During the tilting of the head, the eye facing down might require an ophthalmic ointment to stop it from drying (keep it moist)
Head tilt in rabbits recovery
During treatment for treatable cases, supportive care is very important as well as providing a quiet, clean environment. Note that some cases may be managed while others will need may need assisted living.
If your furry friend has this problem, you need not to be worried as “head tilt is usually not only survivable but treatable, though recovery may be gradual”  and it needs you to be patient.
Once treatment has begun, this pet may benefit from physiotherapy and regular exercise. A large area with good grip may be recommended in case of circling and rolling to reduce injuries.
Also, line cages with bedding (such as synthetic sheepskin mats, towels, blankets, etc.) to avoid injuries in case your rabbit loses control. Do not forget to remove any obstacles in their hutches and ensure their bedding is always kept dry and have a good grip. Wrapping affected bunnies in a bunny burrito may help reassure them.
Furthermore, avoid picking them if they lack balance and if you must ensure you make them feel secure by holding them firmly.
Additionally, ensure water and food are easily accessible for buns that can eat and drink and ensure they get enough amounts of hay, some leafy greens including cilantro, collard greens, carrot tops, parsley, among others and treats such as fruits or carrots.
In case of vertigo and severe balancing issues, your vet may consider forced syringe feeding with foods such as Critical Care for Herbivores or Emeraid Herbivore. Furthermore, subcutaneous fluids may also be considered if the rabbit is not eating or drinking as it can result in GI stasis and or hepatic lipidosis.
Note that affected rabbits can still live happily and comfortably if the condition does not cause pain and they are able and enjoy eating, drinking and they are loved.
Finally, euthanasia should only be contemplated if these animals cannot eat, drink or behave normally. Having a permanent case of the wry neck should not encourage euthanasia.
Sometimes, death may result due to the various causes we have looked at, i.e., some of the causes of rabbit head tilt may cause death.
Avoid or minimize exposure to ear mite, ear infections and give good rabbit husbandry. Furthermore, handle your bunnies with care to avoid trauma and injuries.
Also, get rid of any toxic materials that may be accidentally ingested by this animal. These might include some plants or containers you use that may not be pet safe.
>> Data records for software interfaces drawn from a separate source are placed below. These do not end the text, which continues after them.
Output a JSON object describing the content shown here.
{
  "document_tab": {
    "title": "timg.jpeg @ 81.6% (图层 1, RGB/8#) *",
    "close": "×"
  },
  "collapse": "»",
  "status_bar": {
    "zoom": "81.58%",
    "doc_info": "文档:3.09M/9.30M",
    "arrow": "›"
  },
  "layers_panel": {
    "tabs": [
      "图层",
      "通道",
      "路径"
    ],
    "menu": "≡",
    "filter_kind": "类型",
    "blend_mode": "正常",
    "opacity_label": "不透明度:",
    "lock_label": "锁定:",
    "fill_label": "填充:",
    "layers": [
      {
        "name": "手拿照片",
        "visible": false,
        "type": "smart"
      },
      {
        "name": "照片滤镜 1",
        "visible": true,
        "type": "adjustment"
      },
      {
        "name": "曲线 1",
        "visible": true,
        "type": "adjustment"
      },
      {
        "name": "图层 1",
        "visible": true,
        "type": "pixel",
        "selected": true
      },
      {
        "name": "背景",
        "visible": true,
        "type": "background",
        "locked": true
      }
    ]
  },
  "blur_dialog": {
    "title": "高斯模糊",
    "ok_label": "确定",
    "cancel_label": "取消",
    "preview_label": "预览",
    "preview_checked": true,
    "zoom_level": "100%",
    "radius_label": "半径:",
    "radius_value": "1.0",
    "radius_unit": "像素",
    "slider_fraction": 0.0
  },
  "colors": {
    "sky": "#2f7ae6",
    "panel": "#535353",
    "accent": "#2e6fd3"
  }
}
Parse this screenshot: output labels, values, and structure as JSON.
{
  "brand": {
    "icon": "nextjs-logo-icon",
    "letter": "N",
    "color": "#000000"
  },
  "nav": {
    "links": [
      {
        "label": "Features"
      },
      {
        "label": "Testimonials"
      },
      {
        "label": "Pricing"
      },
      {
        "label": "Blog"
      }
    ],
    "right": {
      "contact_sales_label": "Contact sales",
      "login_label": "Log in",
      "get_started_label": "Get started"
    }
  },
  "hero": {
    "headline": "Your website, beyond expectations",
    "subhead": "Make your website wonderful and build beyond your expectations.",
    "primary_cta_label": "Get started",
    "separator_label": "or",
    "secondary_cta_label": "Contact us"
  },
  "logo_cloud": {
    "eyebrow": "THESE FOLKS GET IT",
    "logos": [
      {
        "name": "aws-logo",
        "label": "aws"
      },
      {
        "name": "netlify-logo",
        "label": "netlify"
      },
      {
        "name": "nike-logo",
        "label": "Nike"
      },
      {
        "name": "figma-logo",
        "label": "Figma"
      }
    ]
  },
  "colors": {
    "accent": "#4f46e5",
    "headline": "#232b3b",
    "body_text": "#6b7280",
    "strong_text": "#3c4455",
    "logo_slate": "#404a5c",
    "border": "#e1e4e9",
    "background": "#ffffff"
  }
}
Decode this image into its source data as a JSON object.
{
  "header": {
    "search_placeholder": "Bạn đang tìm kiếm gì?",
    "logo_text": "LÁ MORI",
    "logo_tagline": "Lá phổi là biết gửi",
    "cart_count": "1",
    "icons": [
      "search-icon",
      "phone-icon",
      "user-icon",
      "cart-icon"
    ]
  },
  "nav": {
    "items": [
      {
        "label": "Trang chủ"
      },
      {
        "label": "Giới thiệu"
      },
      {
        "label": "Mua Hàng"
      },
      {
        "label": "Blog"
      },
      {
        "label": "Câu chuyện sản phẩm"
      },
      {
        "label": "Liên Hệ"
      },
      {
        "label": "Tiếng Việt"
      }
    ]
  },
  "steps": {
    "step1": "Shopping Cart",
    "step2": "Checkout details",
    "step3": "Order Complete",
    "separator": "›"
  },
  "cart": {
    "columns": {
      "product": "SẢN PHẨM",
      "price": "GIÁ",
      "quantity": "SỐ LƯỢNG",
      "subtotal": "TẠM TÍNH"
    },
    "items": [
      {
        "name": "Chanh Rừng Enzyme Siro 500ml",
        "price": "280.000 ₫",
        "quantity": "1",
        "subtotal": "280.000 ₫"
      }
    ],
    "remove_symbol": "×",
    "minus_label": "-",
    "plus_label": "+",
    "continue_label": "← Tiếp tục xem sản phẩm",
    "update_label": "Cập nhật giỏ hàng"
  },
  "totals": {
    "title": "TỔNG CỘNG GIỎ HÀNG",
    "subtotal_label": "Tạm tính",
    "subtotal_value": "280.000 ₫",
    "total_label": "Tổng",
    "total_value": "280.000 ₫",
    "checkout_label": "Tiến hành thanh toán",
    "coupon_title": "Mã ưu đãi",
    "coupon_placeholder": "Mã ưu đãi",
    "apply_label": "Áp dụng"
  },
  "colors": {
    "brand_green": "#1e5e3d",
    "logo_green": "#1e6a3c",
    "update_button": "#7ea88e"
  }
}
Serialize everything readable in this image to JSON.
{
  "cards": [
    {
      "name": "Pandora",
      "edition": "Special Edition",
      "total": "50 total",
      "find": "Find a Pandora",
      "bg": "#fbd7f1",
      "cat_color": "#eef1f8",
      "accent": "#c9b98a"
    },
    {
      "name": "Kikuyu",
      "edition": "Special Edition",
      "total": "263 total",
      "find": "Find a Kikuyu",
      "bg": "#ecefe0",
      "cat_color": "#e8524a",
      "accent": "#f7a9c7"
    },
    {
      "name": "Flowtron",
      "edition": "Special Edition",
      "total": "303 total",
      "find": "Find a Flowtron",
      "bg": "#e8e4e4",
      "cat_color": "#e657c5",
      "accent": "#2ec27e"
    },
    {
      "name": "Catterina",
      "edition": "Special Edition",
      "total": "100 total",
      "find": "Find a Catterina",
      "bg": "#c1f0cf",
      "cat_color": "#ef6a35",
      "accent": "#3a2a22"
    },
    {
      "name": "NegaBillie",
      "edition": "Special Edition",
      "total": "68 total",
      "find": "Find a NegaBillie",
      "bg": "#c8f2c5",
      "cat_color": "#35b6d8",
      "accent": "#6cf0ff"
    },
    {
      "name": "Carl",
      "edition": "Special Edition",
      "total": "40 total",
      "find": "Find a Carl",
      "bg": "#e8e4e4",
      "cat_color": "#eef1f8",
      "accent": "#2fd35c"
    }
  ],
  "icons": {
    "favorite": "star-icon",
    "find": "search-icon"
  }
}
Finally, provide a balanced diet, keep their food and water clean, ensure you maintain proper hygiene and avoid overcrowding. This will reduce vulnerability to bacteria, parasites, and other organisms.